* **GOAL OF THE EXERCISE**:
Would you please copy out each entry exactly?

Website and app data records
=== Begin Enclosure ===
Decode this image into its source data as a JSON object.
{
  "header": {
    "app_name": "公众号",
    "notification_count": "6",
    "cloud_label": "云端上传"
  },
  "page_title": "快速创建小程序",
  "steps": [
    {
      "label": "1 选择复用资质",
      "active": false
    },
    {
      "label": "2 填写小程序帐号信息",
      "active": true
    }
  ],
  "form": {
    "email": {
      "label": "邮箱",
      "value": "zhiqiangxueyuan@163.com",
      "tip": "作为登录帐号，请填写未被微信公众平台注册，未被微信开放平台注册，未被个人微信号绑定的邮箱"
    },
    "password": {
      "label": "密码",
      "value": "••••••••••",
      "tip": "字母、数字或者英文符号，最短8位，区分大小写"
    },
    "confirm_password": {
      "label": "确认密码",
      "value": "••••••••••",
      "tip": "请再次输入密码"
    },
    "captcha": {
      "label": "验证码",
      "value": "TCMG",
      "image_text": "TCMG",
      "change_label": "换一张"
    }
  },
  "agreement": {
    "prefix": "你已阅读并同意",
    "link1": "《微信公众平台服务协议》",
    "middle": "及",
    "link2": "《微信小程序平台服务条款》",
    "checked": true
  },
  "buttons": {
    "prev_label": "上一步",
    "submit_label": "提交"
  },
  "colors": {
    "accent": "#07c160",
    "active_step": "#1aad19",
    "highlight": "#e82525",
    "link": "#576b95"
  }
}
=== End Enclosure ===
* **RESPONSE**:
Decode this image into its source data as a JSON object.
{
  "header": {
    "app_name": "公众号",
    "notification_count": "6",
    "cloud_label": "云端上传"
  },
  "page_title": "快速创建小程序",
  "steps": [
    {
      "label": "1 选择复用资质",
      "active": false
    },
    {
      "label": "2 填写小程序帐号信息",
      "active": true
    }
  ],
  "form": {
    "email": {
      "label": "邮箱",
      "value": "zhiqiangxueyuan@163.com",
      "tip": "作为登录帐号，请填写未被微信公众平台注册，未被微信开放平台注册，未被个人微信号绑定的邮箱"
    },
    "password": {
      "label": "密码",
      "value": "••••••••••",
      "tip": "字母、数字或者英文符号，最短8位，区分大小写"
    },
    "confirm_password": {
      "label": "确认密码",
      "value": "••••••••••",
      "tip": "请再次输入密码"
    },
    "captcha": {
      "label": "验证码",
      "value": "TCMG",
      "image_text": "TCMG",
      "change_label": "换一张"
    }
  },
  "agreement": {
    "prefix": "你已阅读并同意",
    "link1": "《微信公众平台服务协议》",
    "middle": "及",
    "link2": "《微信小程序平台服务条款》",
    "checked": true
  },
  "buttons": {
    "prev_label": "上一步",
    "submit_label": "提交"
  },
  "colors": {
    "accent": "#07c160",
    "active_step": "#1aad19",
    "highlight": "#e82525",
    "link": "#576b95"
  }
}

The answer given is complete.